## [Aim of the exercise]
Look for the word "data" in the entries and copy each line where it appears.

─── Materials provided

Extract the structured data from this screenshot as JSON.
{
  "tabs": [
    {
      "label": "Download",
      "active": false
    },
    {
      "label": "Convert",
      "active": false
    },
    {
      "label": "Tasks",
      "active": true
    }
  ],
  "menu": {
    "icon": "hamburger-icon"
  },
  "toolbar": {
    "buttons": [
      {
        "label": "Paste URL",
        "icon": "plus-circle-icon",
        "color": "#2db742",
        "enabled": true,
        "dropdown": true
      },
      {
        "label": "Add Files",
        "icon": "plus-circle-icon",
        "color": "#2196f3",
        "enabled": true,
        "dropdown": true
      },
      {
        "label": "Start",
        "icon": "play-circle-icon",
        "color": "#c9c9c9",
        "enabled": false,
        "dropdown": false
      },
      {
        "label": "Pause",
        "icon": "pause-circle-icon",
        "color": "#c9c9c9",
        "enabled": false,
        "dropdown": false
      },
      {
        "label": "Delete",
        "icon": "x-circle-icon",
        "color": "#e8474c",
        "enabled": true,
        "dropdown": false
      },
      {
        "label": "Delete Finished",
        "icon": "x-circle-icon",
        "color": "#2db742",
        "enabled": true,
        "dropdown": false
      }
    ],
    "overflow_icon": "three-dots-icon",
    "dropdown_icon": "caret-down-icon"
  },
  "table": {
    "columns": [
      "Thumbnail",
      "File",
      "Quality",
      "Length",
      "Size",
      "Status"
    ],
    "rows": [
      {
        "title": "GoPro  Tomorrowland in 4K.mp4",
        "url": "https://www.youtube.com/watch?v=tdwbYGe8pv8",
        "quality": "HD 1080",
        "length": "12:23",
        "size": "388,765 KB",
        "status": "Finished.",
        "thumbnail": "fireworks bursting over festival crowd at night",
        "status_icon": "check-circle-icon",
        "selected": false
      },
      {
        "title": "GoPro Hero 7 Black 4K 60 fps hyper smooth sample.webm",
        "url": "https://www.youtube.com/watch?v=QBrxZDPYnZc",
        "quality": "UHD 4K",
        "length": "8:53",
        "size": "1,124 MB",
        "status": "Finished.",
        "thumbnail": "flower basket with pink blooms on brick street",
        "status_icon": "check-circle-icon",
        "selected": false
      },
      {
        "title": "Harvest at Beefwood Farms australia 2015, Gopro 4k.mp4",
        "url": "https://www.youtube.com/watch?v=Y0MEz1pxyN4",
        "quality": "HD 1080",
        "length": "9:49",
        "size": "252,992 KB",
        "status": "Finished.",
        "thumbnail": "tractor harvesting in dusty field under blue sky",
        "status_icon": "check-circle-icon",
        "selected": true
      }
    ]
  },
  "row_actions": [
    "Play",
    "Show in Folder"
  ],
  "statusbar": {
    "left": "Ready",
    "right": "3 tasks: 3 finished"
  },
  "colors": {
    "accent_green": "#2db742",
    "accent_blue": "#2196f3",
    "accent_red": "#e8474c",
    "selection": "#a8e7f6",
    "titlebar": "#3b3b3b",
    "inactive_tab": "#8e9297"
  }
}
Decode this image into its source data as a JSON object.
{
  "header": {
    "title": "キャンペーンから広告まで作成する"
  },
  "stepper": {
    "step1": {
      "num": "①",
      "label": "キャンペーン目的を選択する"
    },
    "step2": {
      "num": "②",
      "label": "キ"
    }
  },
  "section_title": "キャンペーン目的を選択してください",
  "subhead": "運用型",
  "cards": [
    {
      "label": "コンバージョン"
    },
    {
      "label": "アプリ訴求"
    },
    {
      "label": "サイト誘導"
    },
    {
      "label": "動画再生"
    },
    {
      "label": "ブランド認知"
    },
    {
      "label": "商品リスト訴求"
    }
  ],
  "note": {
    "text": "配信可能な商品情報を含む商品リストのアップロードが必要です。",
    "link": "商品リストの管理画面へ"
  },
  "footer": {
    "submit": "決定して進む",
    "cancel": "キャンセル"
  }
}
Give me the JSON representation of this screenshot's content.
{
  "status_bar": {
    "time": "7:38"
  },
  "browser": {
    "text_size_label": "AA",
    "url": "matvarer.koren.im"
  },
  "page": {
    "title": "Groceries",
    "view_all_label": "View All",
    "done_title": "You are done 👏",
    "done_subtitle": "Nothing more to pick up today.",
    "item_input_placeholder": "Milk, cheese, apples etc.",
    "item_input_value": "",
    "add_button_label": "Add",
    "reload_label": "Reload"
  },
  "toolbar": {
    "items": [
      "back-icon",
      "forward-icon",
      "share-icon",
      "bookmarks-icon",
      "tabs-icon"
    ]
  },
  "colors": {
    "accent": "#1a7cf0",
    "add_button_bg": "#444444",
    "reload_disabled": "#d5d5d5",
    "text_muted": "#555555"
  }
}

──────

## [Response to the exercise]
Extract the structured data from this screenshot as JSON.
Decode this image into its source data as a JSON object.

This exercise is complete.